Stories by Disabled Parents
“How do two parents who are blind take their children to the park? How is a mother with dwarfism treated when she walks her child down the street? How do Deaf parents know when their baby cries in the night? In We’ve Got This, twenty-five parents who identify as Deaf, disabled or chronically ill discuss the highs and lows of their parenting journeys and reveal that the greatest obstacles lie in other people’s attitudes. The result is a moving, revelatory and empowering anthology.”
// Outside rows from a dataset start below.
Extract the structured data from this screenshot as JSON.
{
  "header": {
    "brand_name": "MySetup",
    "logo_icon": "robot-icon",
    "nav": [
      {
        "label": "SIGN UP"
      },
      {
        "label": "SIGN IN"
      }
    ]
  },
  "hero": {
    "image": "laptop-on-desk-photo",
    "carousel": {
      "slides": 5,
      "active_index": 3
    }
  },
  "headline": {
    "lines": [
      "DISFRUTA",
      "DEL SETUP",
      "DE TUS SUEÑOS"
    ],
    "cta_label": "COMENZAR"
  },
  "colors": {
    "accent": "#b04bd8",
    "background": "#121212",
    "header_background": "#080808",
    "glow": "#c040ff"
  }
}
I read this non-fiction right on the back of Kay Kerr’s Love & Autism as part of my local library’s promotion for Diversity Month. I found it fascinating how many of the stories featured Queer people. I loved that! At the same time, I possibly felt too seen. This novel forced me to confront some of the assumptions I’ve made about people with disabilities.
I still feel a bit iffy having read it. Some parents I felt that it was totally ok that they had kids (not that I need to ok them having kids!) and others I found myself really uncomfortable. I guess I should identify as ‘a person with a disability’ because I have a mental illness, but I don’t think I’m disabled. While I’ve come to terms with my own problems and identity, I would never want to pass them on to someone else. Medically, I still feel like some disabilities that are heritable are perhaps too cruel. I am seeing many more discussions of how miscarriage is more common and how crippling that can be to potential parents. Is not wanting to avoid miscarriages, still-births and infant deaths not reasonable?
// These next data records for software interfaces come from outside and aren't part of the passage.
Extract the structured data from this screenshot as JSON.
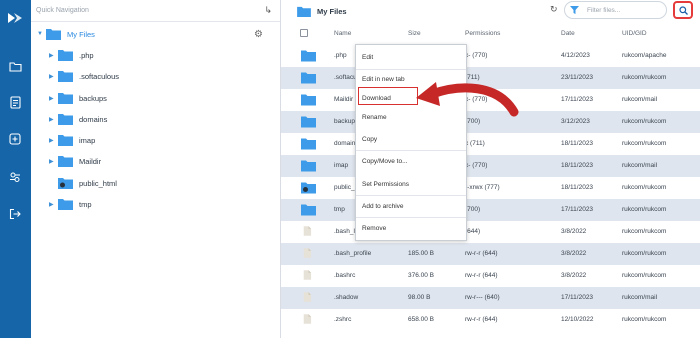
{
  "sidebar": {
    "quick_nav_label": "Quick Navigation",
    "root_label": "My Files",
    "items": [
      {
        "label": ".php"
      },
      {
        "label": ".softaculous"
      },
      {
        "label": "backups"
      },
      {
        "label": "domains"
      },
      {
        "label": "imap"
      },
      {
        "label": "Maildir"
      },
      {
        "label": "public_html"
      },
      {
        "label": "tmp"
      }
    ]
  },
  "header": {
    "title": "My Files",
    "filter_placeholder": "Filter files..."
  },
  "table": {
    "columns": [
      "Name",
      "Size",
      "Permissions",
      "Date",
      "UID/GID"
    ],
    "rows": [
      {
        "name": ".php",
        "size": "",
        "perms": "x- (770)",
        "date": "4/12/2023",
        "owner": "rukcom/apache",
        "type": "folder"
      },
      {
        "name": ".softacu",
        "size": "",
        "perms": "(711)",
        "date": "23/11/2023",
        "owner": "rukcom/rukcom",
        "type": "folder"
      },
      {
        "name": "Maildir",
        "size": "",
        "perms": "x- (770)",
        "date": "17/11/2023",
        "owner": "rukcom/mail",
        "type": "folder"
      },
      {
        "name": "backup",
        "size": "",
        "perms": "(700)",
        "date": "3/12/2023",
        "owner": "rukcom/rukcom",
        "type": "folder"
      },
      {
        "name": "domain",
        "size": "",
        "perms": "x (711)",
        "date": "18/11/2023",
        "owner": "rukcom/rukcom",
        "type": "folder"
      },
      {
        "name": "imap",
        "size": "",
        "perms": "x- (770)",
        "date": "18/11/2023",
        "owner": "rukcom/mail",
        "type": "folder"
      },
      {
        "name": "public_",
        "size": "",
        "perms": "r-xrwx (777)",
        "date": "18/11/2023",
        "owner": "rukcom/rukcom",
        "type": "folder-globe"
      },
      {
        "name": "tmp",
        "size": "",
        "perms": "(700)",
        "date": "17/11/2023",
        "owner": "rukcom/rukcom",
        "type": "folder"
      },
      {
        "name": ".bash_l",
        "size": "",
        "perms": "(644)",
        "date": "3/8/2022",
        "owner": "rukcom/rukcom",
        "type": "file"
      },
      {
        "name": ".bash_profile",
        "size": "185.00 B",
        "perms": "rw-r-r (644)",
        "date": "3/8/2022",
        "owner": "rukcom/rukcom",
        "type": "file"
      },
      {
        "name": ".bashrc",
        "size": "376.00 B",
        "perms": "rw-r-r (644)",
        "date": "3/8/2022",
        "owner": "rukcom/rukcom",
        "type": "file"
      },
      {
        "name": ".shadow",
        "size": "98.00 B",
        "perms": "rw-r--- (640)",
        "date": "17/11/2023",
        "owner": "rukcom/mail",
        "type": "file"
      },
      {
        "name": ".zshrc",
        "size": "658.00 B",
        "perms": "rw-r-r (644)",
        "date": "12/10/2022",
        "owner": "rukcom/rukcom",
        "type": "file"
      }
    ]
  },
  "context_menu": {
    "edit": "Edit",
    "edit_new_tab": "Edit in new tab",
    "download": "Download",
    "rename": "Rename",
    "copy": "Copy",
    "copy_move": "Copy/Move to...",
    "set_permissions": "Set Permissions",
    "add_archive": "Add to archive",
    "remove": "Remove"
  },
  "colors": {
    "rail": "#1565a8",
    "folder": "#3d9be9",
    "highlight": "#d82f2f",
    "row_alt": "#dfe5ee"
  },
  "icons": {
    "logo": "brand-arrow-icon",
    "rail": [
      "folder-icon",
      "document-icon",
      "plus-square-icon",
      "settings-icon",
      "logout-icon"
    ]
  }
}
It’s a good thing I try not to judge books by their covers because ugh, look at that thing! It makes it seem like a mass-printed cheap paperback when in fact that’s doing it a disservice. My suggestion is to just jump in, and if the first chapter doesn’t appeal to you, skip to the next one. It’s non-fiction, so no-one is judging you for somehow missing a main character (like in those multi-perspective giant fantasy novels).
I feel undecided about this review. I’ve been brutally honest about my feelings, but I also don’t want to discount other people’s beliefs and feelings too. Please take my review as it is meant, not as offensive.